__About this exercise__:
Look for the string "folder" in the data below, and copy each line that holds it.

(Excerpts from an interface dataset)
========================================================================

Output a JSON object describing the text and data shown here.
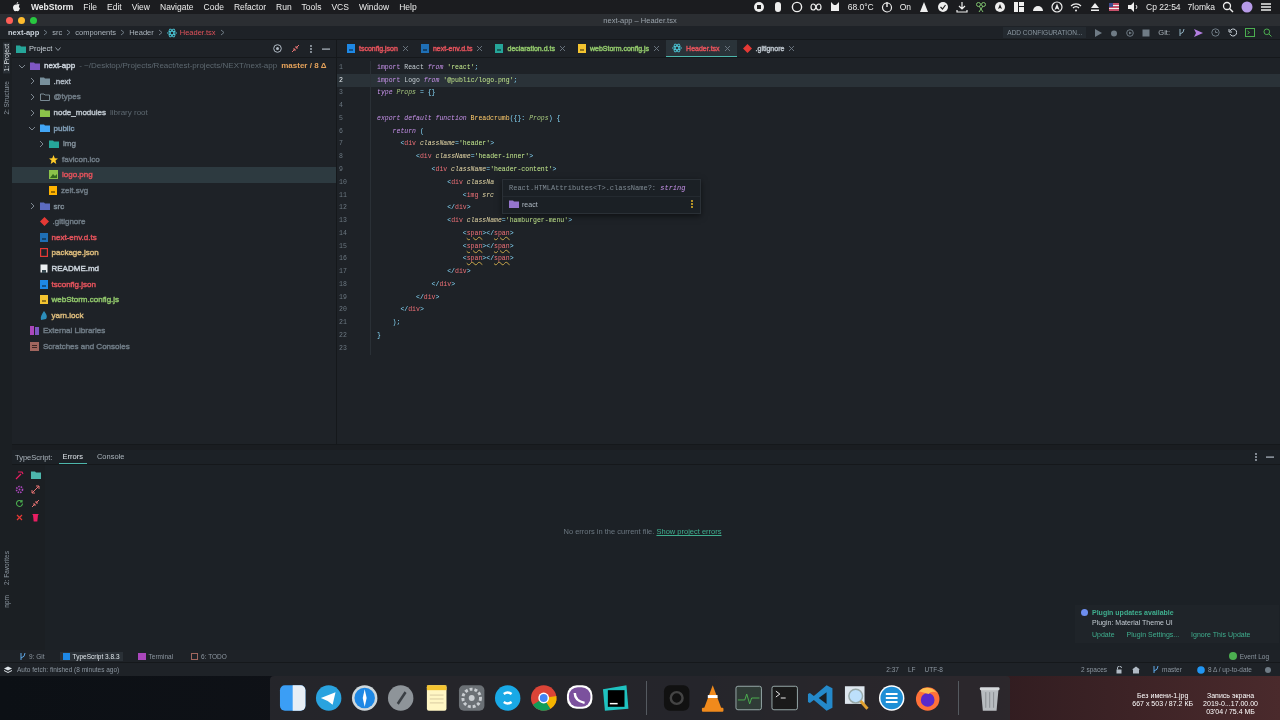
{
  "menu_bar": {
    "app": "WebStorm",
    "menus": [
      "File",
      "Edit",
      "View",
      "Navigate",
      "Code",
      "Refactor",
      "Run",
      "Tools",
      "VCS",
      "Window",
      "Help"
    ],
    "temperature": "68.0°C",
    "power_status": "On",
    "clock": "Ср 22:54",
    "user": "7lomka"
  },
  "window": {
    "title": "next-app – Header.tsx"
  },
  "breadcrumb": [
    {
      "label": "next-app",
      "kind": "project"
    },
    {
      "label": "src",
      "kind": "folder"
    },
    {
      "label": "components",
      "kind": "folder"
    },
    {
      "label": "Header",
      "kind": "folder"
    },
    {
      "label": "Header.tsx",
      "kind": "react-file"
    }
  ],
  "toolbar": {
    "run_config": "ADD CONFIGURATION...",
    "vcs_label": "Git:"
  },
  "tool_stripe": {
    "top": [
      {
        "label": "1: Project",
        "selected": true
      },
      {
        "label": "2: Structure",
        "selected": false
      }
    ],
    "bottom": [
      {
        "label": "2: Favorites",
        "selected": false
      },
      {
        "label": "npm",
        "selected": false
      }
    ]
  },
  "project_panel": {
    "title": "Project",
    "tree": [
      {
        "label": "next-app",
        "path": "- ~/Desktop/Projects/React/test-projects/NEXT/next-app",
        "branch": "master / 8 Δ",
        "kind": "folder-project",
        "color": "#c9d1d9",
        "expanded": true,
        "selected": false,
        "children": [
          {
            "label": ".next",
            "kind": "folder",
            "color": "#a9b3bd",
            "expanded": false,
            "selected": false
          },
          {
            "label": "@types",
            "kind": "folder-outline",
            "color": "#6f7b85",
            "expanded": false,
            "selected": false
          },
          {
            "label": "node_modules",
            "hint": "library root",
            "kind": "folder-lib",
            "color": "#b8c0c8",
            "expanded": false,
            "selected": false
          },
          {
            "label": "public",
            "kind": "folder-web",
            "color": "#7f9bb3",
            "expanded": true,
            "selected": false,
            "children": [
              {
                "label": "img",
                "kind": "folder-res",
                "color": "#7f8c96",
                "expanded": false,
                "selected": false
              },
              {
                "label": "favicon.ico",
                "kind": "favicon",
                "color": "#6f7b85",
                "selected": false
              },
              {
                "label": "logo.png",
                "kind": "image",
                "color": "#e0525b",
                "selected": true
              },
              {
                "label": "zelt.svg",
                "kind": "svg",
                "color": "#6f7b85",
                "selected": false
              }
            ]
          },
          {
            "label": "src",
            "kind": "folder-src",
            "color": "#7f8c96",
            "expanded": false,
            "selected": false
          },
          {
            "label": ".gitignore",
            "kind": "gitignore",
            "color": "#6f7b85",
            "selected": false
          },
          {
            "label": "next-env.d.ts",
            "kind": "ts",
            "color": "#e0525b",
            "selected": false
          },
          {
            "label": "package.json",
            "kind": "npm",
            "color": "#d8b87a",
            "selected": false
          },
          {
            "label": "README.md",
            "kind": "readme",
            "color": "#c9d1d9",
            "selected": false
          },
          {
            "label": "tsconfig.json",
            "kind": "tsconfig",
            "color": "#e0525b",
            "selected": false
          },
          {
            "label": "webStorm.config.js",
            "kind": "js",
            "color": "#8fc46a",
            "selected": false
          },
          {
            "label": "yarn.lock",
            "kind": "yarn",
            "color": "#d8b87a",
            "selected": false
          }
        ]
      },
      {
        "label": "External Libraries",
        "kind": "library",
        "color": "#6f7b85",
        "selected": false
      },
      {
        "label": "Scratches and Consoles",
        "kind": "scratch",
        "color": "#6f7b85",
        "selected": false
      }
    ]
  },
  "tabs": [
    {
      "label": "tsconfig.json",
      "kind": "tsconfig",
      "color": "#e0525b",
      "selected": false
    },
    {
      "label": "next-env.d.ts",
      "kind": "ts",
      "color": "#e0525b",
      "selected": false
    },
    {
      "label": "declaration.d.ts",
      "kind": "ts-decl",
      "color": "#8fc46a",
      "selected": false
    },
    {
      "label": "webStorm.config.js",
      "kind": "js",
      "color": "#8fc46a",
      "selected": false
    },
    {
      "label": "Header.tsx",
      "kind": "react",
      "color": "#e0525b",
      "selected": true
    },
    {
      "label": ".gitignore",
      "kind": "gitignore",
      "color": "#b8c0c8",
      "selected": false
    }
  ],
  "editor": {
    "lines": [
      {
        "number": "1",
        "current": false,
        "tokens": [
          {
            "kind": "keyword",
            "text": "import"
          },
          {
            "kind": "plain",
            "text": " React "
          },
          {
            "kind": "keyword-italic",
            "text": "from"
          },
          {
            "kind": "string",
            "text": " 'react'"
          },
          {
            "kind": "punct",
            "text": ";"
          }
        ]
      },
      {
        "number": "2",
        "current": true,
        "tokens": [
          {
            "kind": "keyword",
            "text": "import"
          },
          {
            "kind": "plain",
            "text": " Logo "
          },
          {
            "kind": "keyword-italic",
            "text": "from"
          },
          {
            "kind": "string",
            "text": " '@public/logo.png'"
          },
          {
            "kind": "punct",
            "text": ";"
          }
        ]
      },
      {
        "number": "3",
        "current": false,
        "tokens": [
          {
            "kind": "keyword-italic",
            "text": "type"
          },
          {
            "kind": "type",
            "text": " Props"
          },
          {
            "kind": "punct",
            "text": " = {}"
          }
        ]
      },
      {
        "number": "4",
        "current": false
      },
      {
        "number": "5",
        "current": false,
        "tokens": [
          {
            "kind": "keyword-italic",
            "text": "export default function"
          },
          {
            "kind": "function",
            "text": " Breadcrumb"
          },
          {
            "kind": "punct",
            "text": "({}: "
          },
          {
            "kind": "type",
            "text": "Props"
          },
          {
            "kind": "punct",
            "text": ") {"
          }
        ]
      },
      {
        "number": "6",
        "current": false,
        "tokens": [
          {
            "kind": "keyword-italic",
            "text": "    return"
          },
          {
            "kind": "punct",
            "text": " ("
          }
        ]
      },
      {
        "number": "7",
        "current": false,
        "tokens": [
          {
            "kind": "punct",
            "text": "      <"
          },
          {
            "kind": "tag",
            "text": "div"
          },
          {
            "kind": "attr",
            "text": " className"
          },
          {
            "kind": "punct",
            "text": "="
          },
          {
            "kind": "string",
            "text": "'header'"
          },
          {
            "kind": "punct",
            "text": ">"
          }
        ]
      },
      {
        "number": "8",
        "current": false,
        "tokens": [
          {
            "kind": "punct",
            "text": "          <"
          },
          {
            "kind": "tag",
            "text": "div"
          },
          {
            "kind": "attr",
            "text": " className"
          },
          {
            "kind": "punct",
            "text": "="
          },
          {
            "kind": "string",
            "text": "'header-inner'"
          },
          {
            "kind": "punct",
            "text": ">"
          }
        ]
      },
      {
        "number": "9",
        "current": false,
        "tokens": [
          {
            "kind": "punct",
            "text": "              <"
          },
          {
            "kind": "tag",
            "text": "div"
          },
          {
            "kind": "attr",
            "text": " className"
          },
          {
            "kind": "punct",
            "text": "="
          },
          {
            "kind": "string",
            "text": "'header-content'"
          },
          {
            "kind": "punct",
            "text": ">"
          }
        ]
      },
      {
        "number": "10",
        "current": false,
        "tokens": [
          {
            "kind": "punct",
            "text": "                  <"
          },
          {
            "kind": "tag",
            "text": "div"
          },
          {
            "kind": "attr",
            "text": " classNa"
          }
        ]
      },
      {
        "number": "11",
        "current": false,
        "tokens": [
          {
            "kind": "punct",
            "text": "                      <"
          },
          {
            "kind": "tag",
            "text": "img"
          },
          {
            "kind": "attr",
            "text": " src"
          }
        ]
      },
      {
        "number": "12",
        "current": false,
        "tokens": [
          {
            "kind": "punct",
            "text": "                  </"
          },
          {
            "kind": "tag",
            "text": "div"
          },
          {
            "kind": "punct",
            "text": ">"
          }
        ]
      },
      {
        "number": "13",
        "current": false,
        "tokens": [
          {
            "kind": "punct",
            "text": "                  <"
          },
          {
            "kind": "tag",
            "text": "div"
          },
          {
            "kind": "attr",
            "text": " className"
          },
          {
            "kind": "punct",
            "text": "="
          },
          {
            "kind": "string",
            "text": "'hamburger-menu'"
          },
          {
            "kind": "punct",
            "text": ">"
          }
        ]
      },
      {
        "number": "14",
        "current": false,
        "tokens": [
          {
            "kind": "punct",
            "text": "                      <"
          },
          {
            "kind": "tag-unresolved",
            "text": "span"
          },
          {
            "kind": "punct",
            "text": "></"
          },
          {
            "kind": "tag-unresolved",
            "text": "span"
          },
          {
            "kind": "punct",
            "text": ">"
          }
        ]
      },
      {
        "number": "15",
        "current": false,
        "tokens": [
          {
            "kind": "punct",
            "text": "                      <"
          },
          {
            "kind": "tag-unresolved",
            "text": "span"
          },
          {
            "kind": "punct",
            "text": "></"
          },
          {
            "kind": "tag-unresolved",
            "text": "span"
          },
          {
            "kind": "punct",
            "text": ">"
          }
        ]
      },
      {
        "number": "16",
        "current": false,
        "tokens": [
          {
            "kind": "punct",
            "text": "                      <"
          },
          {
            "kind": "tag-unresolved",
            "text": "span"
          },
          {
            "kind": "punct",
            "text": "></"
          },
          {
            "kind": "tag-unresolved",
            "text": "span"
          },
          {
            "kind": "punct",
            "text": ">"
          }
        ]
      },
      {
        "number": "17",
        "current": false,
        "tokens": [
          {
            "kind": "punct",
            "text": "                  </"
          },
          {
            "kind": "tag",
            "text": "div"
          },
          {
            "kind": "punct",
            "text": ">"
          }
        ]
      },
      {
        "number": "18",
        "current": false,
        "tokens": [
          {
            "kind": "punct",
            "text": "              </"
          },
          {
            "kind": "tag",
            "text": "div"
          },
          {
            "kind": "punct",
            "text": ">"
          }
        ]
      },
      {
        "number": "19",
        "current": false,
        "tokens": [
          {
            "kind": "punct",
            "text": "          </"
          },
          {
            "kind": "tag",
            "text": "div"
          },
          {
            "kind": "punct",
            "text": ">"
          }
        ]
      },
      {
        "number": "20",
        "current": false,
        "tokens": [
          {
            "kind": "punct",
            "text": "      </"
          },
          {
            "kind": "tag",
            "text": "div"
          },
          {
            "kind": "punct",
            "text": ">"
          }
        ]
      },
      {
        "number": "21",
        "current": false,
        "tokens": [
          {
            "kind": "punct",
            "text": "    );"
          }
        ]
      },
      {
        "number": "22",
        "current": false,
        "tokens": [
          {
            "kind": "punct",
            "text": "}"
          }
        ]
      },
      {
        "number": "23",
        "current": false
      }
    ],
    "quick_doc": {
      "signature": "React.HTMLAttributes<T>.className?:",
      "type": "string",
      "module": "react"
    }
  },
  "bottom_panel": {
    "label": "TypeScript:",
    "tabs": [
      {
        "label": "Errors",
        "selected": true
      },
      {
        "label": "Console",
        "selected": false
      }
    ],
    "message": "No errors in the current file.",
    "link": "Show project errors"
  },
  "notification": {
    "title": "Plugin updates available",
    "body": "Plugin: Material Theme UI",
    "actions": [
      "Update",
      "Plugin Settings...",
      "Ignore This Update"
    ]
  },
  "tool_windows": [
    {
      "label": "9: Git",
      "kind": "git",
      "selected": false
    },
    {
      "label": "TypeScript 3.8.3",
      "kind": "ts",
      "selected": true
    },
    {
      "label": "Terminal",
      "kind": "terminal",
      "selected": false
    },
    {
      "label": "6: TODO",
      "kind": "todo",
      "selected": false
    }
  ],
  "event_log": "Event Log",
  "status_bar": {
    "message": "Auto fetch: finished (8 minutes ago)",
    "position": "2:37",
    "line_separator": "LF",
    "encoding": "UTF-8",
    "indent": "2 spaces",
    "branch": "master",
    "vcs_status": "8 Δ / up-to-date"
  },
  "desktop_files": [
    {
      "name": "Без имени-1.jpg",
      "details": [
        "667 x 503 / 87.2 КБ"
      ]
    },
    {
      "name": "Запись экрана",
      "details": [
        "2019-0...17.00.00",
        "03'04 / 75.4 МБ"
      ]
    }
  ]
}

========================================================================

__Response below__:
      "kind": "folder"
      "kind": "folder"
      "kind": "folder"
        "kind": "folder-project",
            "kind": "folder",
            "kind": "folder-outline",
            "kind": "folder-lib",
            "kind": "folder-web",
                "kind": "folder-res",
            "kind": "folder-src",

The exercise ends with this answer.